The Red Sox totally demolish the foolish theory that the United States has no official state religion.

The Red Sox are the state religion of Massachusetts. Also of Connecticut, Rhode Island, Vermont, New Hampshire, and Maine. The way we test for infiltrators is by checking for Yankee memorabilia; wear one of those, and it doesn't matter where you were born, you are "from away," and we know it. (So many in Connecticut and even Massachusetts have fallen into heresy in recent decades. It is truly sad to see the faith of our forefathers disrespected this way.)
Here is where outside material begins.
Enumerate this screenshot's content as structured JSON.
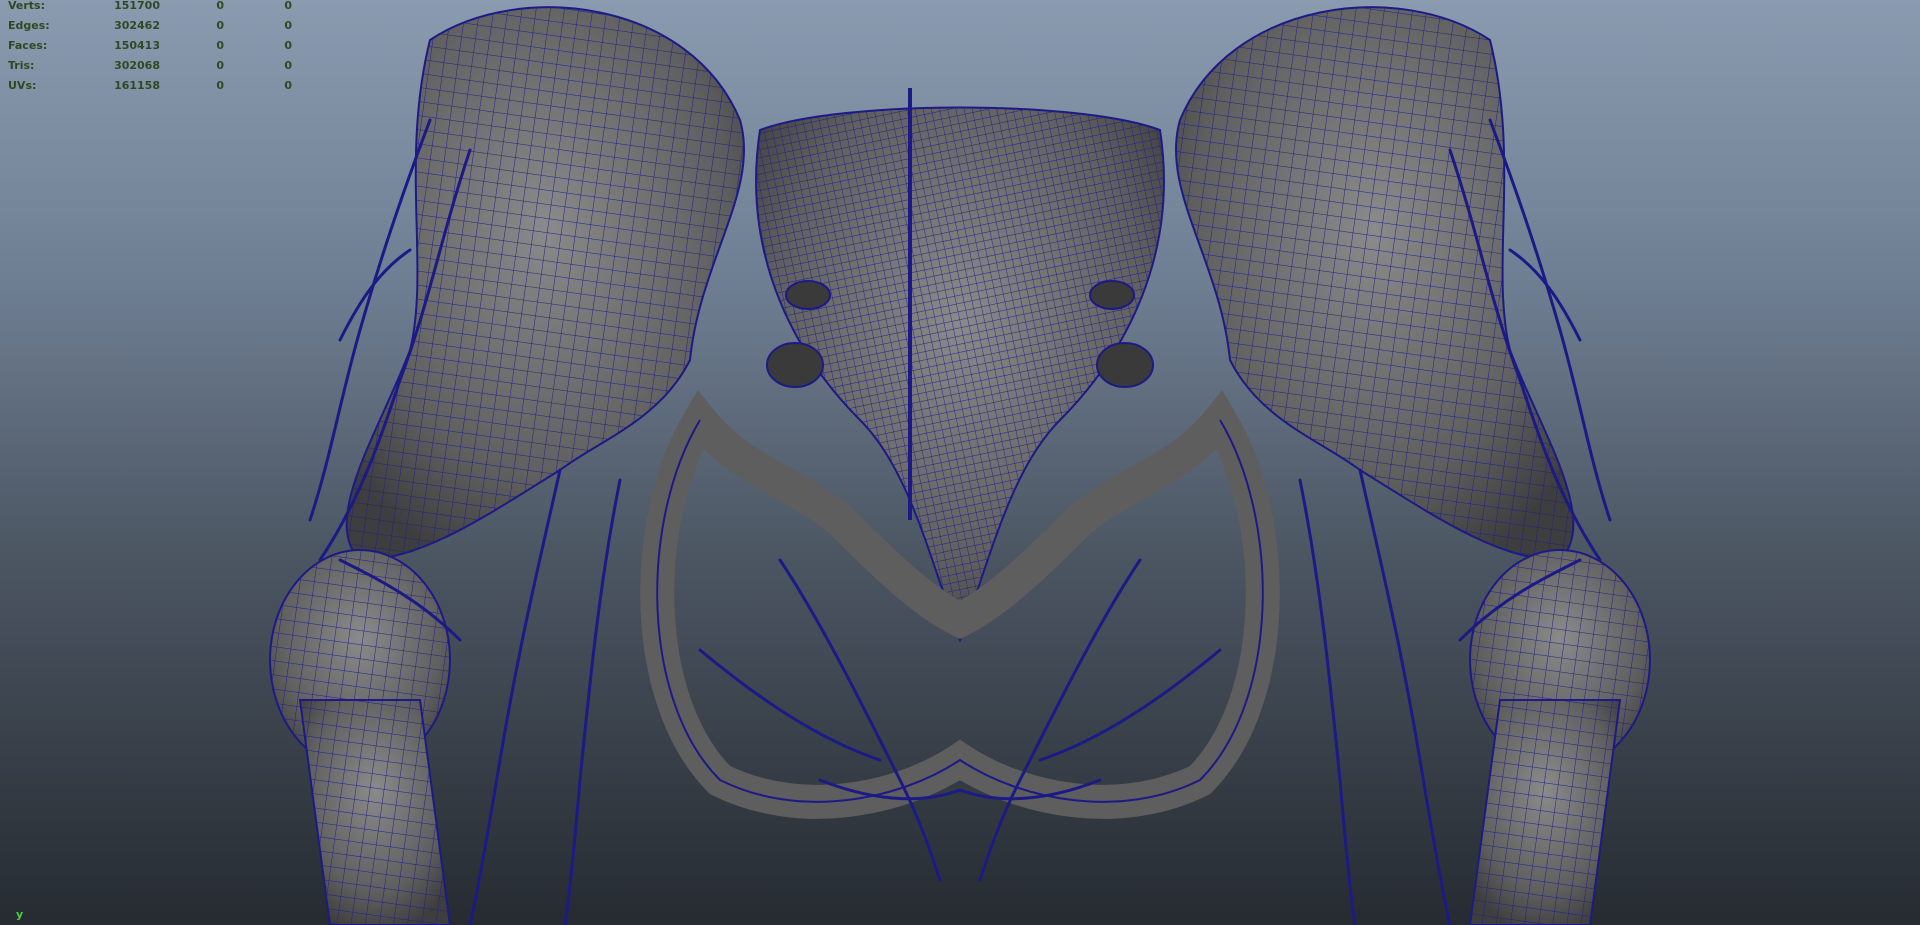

It is not necessary to understand or to care about baseball in order to practice the state religion, which is entirely a matter of acceptance of the creed: the Red Sox should win, and of the sole practice of rooting for exactly two teams: the Red Sox, and whoever is playing against the Yankees.

"Sweet Caroline" is, of course, the official anthem of all the New England States.

Finally, my word captcha on this comment is "snerst." I mention this to you because I am certain it must hold occult significance, and I can trust you with a secret of this level of power and importance, as you are now an initiate of Our Ways.

zemkat said...

Did you make out with Laurie?

Thalia Took said...

Actually I think Laurie Cabot's been in court the last couple days.

treecat said...

ha I saw the Dewey Cheatem and Howe office and took a picture. :-P

you missed the monument to ether!

Anonymous said...

You're a lucky man! On all bits of this great little trip.

iWitch. *snorfle*